◆ **What is required**: Print the lines of the entries below from the one with "What data populates" through the final line, exactly as they appear. The pictures are not part of the copy.

:: Extracted entries ::

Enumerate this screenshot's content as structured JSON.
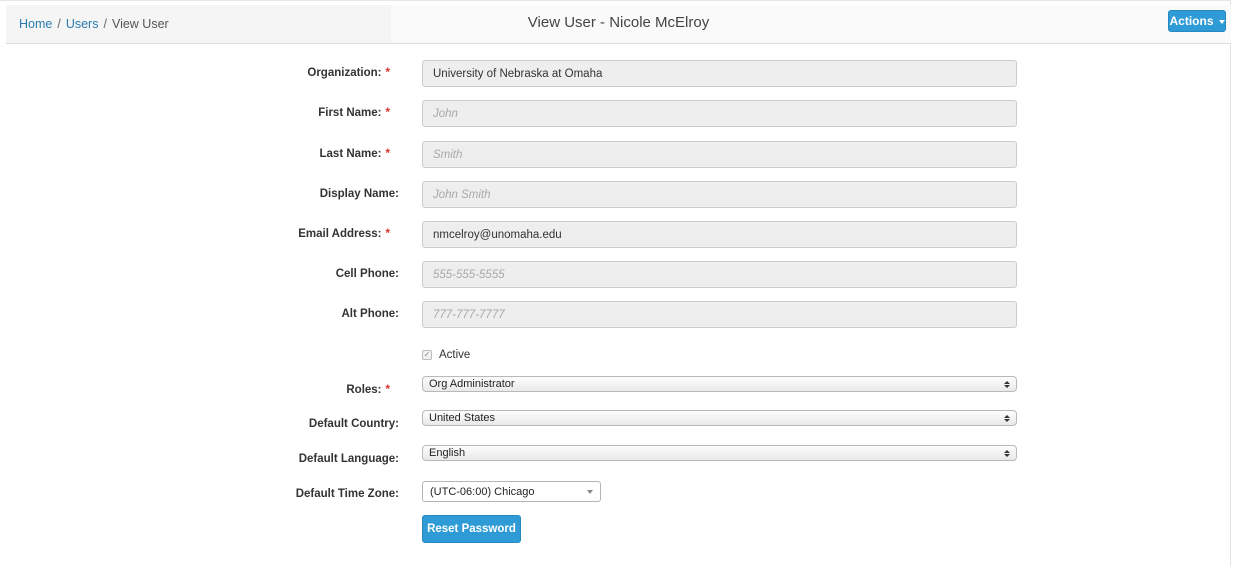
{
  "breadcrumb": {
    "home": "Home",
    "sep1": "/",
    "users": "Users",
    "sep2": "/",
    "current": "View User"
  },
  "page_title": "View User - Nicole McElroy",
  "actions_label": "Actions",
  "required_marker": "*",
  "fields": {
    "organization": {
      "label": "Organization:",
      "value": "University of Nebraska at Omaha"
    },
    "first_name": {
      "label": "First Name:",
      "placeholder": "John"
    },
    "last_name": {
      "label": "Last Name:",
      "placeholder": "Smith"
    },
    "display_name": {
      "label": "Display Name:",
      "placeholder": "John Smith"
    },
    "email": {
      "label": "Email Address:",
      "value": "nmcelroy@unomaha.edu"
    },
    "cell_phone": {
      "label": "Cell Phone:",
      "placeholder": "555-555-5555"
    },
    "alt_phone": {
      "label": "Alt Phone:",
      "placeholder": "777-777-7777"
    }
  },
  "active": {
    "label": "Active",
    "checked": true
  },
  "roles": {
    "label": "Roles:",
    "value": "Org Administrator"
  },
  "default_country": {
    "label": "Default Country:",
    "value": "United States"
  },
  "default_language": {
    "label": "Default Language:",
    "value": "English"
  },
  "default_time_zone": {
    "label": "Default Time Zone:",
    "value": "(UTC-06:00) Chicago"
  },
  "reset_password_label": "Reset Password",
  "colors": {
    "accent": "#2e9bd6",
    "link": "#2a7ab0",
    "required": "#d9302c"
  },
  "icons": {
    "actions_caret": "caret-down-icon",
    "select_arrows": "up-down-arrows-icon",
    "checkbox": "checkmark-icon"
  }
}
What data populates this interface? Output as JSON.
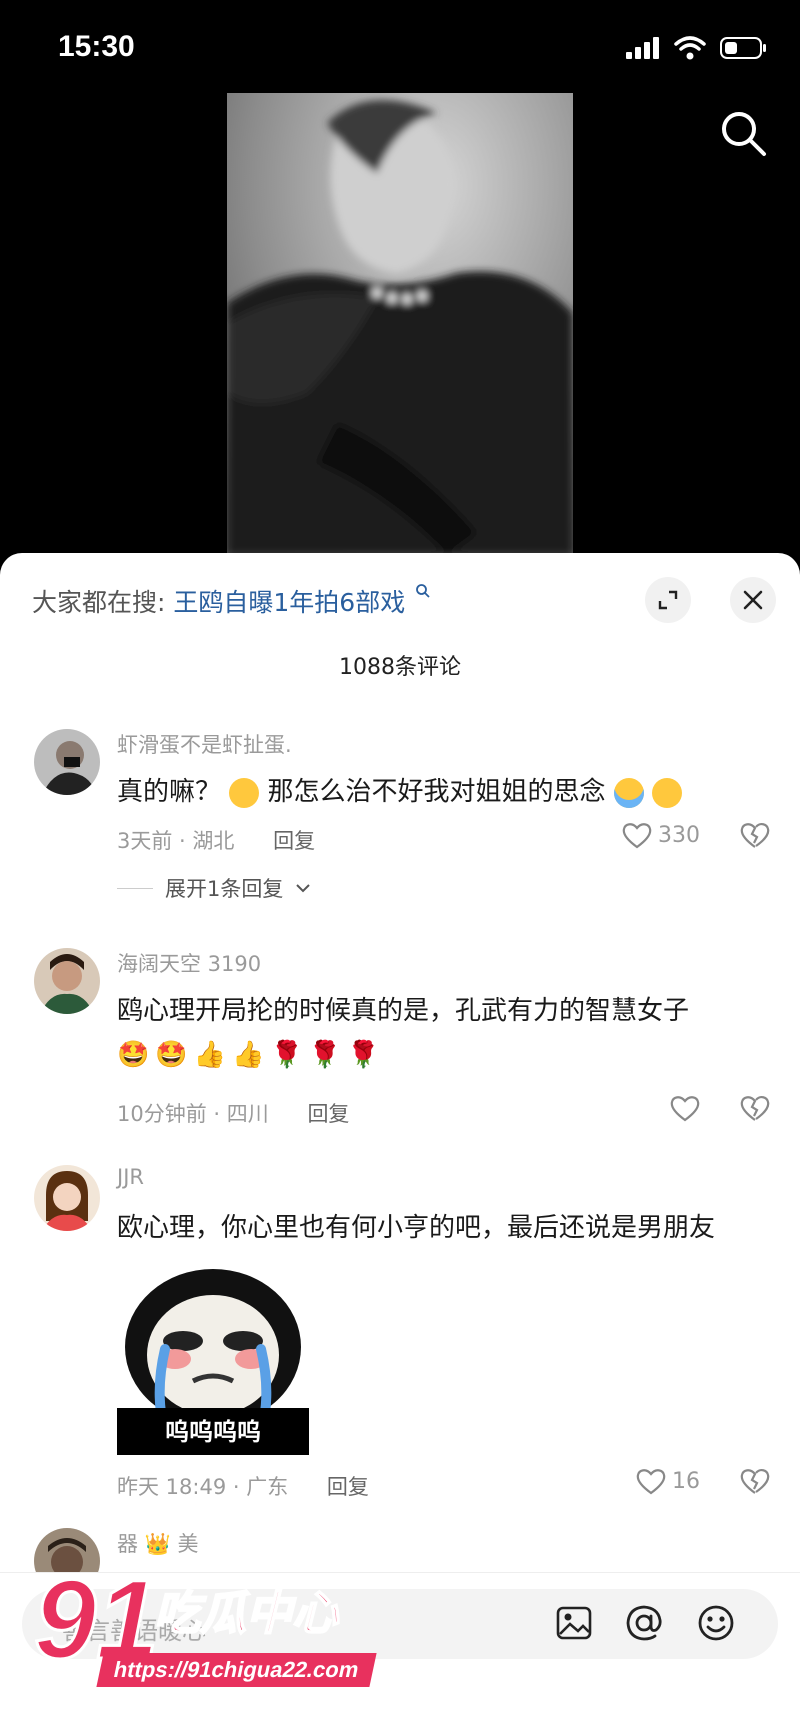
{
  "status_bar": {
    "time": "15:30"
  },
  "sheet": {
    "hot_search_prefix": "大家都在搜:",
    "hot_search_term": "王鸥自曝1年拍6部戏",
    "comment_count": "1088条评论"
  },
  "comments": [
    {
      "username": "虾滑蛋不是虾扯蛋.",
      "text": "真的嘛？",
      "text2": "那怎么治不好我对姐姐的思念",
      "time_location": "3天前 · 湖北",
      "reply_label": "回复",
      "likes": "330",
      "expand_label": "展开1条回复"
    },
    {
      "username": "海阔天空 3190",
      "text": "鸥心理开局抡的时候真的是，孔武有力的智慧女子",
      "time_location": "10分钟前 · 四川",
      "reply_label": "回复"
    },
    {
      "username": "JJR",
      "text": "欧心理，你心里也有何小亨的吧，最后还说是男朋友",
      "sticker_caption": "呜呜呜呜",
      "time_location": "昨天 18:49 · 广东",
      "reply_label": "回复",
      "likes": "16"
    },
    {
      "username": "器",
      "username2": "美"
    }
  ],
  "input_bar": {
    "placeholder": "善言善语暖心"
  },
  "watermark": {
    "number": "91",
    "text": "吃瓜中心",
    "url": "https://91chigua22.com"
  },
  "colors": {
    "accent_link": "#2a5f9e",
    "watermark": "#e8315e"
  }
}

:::

◆ **Result for this task**:
What data populates this interface? Output as JSON.
{
  "status_bar": {
    "time": "15:30"
  },
  "sheet": {
    "hot_search_prefix": "大家都在搜:",
    "hot_search_term": "王鸥自曝1年拍6部戏",
    "comment_count": "1088条评论"
  },
  "comments": [
    {
      "username": "虾滑蛋不是虾扯蛋.",
      "text": "真的嘛？",
      "text2": "那怎么治不好我对姐姐的思念",
      "time_location": "3天前 · 湖北",
      "reply_label": "回复",
      "likes": "330",
      "expand_label": "展开1条回复"
    },
    {
      "username": "海阔天空 3190",
      "text": "鸥心理开局抡的时候真的是，孔武有力的智慧女子",
      "time_location": "10分钟前 · 四川",
      "reply_label": "回复"
    },
    {
      "username": "JJR",
      "text": "欧心理，你心里也有何小亨的吧，最后还说是男朋友",
      "sticker_caption": "呜呜呜呜",
      "time_location": "昨天 18:49 · 广东",
      "reply_label": "回复",
      "likes": "16"
    },
    {
      "username": "器",
      "username2": "美"
    }
  ],
  "input_bar": {
    "placeholder": "善言善语暖心"
  },
  "watermark": {
    "number": "91",
    "text": "吃瓜中心",
    "url": "https://91chigua22.com"
  },
  "colors": {
    "accent_link": "#2a5f9e",
    "watermark": "#e8315e"
  }
}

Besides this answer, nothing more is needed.